These statements have not been evaluated by the Food and Drug Administration. This product is not intended to diagnose, treat, cure or prevent any disease.
1. Kitchin B, Morgan SL. Not just calcium and vitamin D: other nutritional considerations in osteoporosis. Curr Rheumatol Rep. 2007;9(1):85-92.
2. Palacios C. The role of nutrients in bone health, from A to Z. Crit Rev Food Sci Nutr. 2006;46(8):621-8.
3. Spector TD, Calomme MR, Anderson SH, et al. Choline-stabilized orthosilicic acid supplementation as an adjunct to calcium/vitamin D3 stimulates markers of bone formation in osteopenic females: a randomized, placebo-controlled trial. BMC Musculoskelet Disord. 2008 Jun 11;9:85.
4. Rizzoli R, Boonen S , Brandi ML, et al. The role of calcium and vitamin D in the management of osteoporosis. Bone 2008;42(2):246-9.
5. Boonen S , Vanderschueren D, Haentjens P, Lips P. Calcium and vitamin D in the prevention and treatment of osteoporosis – a clinical update. J Intern Med 2006;259(6):539-52.
6. Quesada Gómez JM, Blanch Rubió J, Díaz Curiel M, Díez Pérez A. Calcium citrate and vitamin D in the treatment of osteoporosis. Clin Drug Investig. 2011;31(5):285-98.
7. Rude RK, Gruber HE. Magnesium deficiency and osteoporosis: animal and human observations. J Nutr Biochem. 2004 Dec;15(12):710-6.
8. McLean RR, Hannan MT. B vitamins, homocysteine, and bone disease: epidemiology and pathophysiology. Curr Osteoporos Rep. 2007;5(3):112-9.
9. Knapen MH, Schurgers LJ, Vermeer C. Vitamin K2 supplementation improves hip bone geometry and bone strength indices in postmenopausal women.
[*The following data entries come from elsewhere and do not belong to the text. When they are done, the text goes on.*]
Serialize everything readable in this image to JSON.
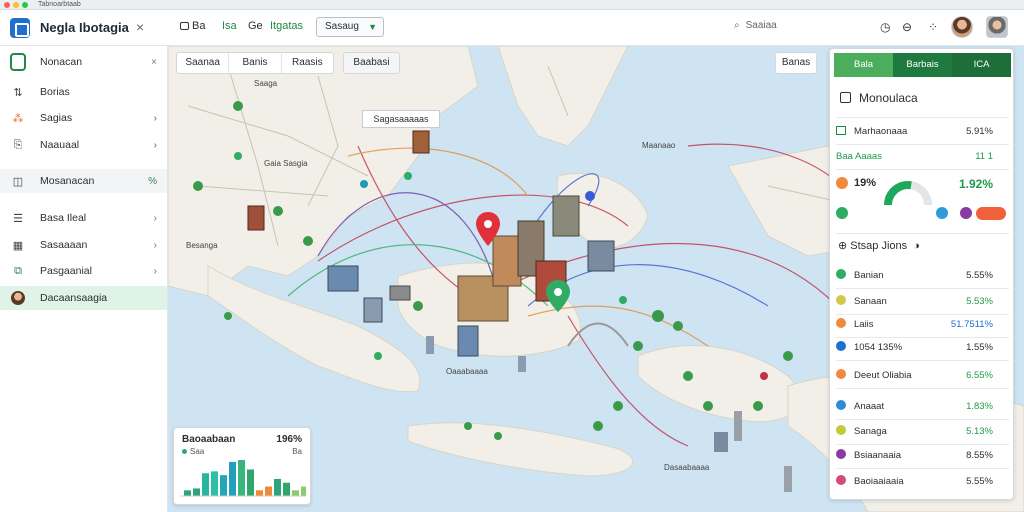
{
  "browser": {
    "tab_title": "Tabnoarbtaab"
  },
  "header": {
    "app_title": "Negla Ibotagia",
    "close_label": "×",
    "toolbar": [
      {
        "label": "Ba",
        "style": "plain"
      },
      {
        "label": "Isa",
        "style": "green"
      },
      {
        "label": "Ge",
        "style": "plain"
      },
      {
        "label": "Itgatas",
        "style": "green"
      }
    ],
    "select_value": "Sasaug",
    "search_placeholder": "Saaiaa",
    "icons": [
      "clock-icon",
      "globe-icon",
      "apps-icon"
    ]
  },
  "sidebar": {
    "close_label": "×",
    "items": [
      {
        "label": "Nonacan",
        "icon": "logo-icon",
        "arrow": "×",
        "state": ""
      },
      {
        "label": "Borias",
        "icon": "route-icon",
        "arrow": "",
        "state": ""
      },
      {
        "label": "Sagias",
        "icon": "network-icon",
        "arrow": "›",
        "state": ""
      },
      {
        "label": "Naauaal",
        "icon": "document-icon",
        "arrow": "›",
        "state": ""
      },
      {
        "label": "Mosanacan",
        "icon": "analytics-icon",
        "arrow": "%",
        "state": "hl"
      },
      {
        "label": "Basa Ileal",
        "icon": "sliders-icon",
        "arrow": "›",
        "state": ""
      },
      {
        "label": "Sasaaaan",
        "icon": "grid-icon",
        "arrow": "›",
        "state": ""
      },
      {
        "label": "Pasgaanial",
        "icon": "stack-icon",
        "arrow": "›",
        "state": ""
      },
      {
        "label": "Dacaansaagia",
        "icon": "user-icon",
        "arrow": "",
        "state": "active"
      }
    ]
  },
  "map": {
    "filter_tabs": [
      "Saanaa",
      "Banis",
      "Raasis"
    ],
    "dropdown_label": "Baabasi",
    "right_button": "Banas",
    "tooltip": "Sagasaaaaas",
    "labels": [
      "Saaga",
      "Besanga",
      "Gaia Sasgia",
      "Oaaabaaaa",
      "Maanaao",
      "Dasaabaaaa"
    ]
  },
  "chart_card": {
    "title": "Baoaabaan",
    "value": "196%",
    "legend": [
      "Saa",
      "Ba"
    ],
    "bars": [
      3,
      4,
      12,
      13,
      11,
      18,
      19,
      14,
      3,
      5,
      9,
      7,
      3,
      5
    ],
    "colors": [
      "#2ea37c",
      "#2ea37c",
      "#28b5a0",
      "#2cc0a8",
      "#24a5b8",
      "#22a0c0",
      "#3ab57d",
      "#2ea86a",
      "#f08a3a",
      "#f08a3a",
      "#2ea37c",
      "#2ea86a",
      "#8acb6d",
      "#8acb6d"
    ]
  },
  "panel": {
    "tabs": [
      {
        "label": "Bala",
        "color": "#4cae5c"
      },
      {
        "label": "Barbais",
        "color": "#1f7a40"
      },
      {
        "label": "ICA",
        "color": "#1e6e3a"
      }
    ],
    "title": "Monoulaca",
    "metrics": [
      {
        "icon": "chart-icon",
        "label": "Marhaonaaa",
        "value": "5.91%",
        "accent": ""
      },
      {
        "icon": "",
        "label": "Baa Aaaas",
        "value": "11 1",
        "accent": "green"
      }
    ],
    "gauge": {
      "left_label": "19%",
      "value": "1.92%",
      "fraction": 0.55,
      "bottom_icons": [
        "badge-icon",
        "drop-icon",
        "timer-icon",
        "toggle-icon"
      ]
    },
    "section": {
      "title": "Stsap Jions",
      "icon": "refresh-icon"
    },
    "rows": [
      {
        "label": "Banian",
        "value": "5.55%",
        "color": "#2eac63",
        "accent": ""
      },
      {
        "label": "Sanaan",
        "value": "5.53%",
        "color": "#d4c84a",
        "accent": "green"
      },
      {
        "label": "Laiis",
        "value": "51.7511%",
        "color": "#f08a3a",
        "accent": "blue"
      },
      {
        "label": "1054 135%",
        "value": "1.55%",
        "color": "#1f6fd1",
        "accent": ""
      },
      {
        "label": "Deeut Oliabia",
        "value": "6.55%",
        "color": "#f08a3a",
        "accent": "green"
      },
      {
        "label": "Anaaat",
        "value": "1.83%",
        "color": "#2f8ad8",
        "accent": "green"
      },
      {
        "label": "Sanaga",
        "value": "5.13%",
        "color": "#c2c93a",
        "accent": "green"
      },
      {
        "label": "Bsiaanaaia",
        "value": "8.55%",
        "color": "#8a3aa5",
        "accent": ""
      },
      {
        "label": "Baoiaaiaaia",
        "value": "5.55%",
        "color": "#d44a7a",
        "accent": ""
      }
    ]
  },
  "colors": {
    "accent": "#1f8a45",
    "map_water": "#cfe4f2",
    "map_land": "#f1efe8"
  }
}
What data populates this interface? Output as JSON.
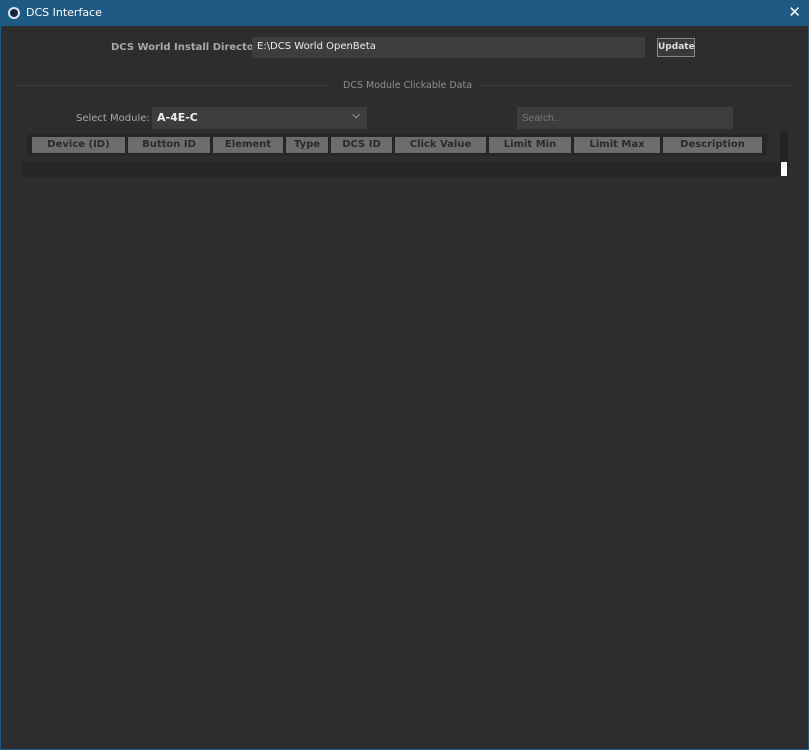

Osteoporos Int 2007;18(7):963-72.
10. Borer KT. Physical activity in the prevention and amelioration of osteoporosis in women: interaction of mechanical, hormonal and dietary factors. Sports Med 2005;35(9):779-830.
Michael T. Murray, N.D. is widely regarded as one of the world’s leading authorities in the field of natural medicine. He is a graduate, former faculty member and serves on the Board of Regents of Bastyr University in Seattle, WA and is the author of over 30 books including co-author of the best-selling, How to Prevent and Treat Diabetes with Natural Medicine, Hunger Free Forever and his latest book, What the Drug Companies Won’t Tell You and Your Doctor Doesn’t Know.
Published in WholeFoods Magazine, August 2011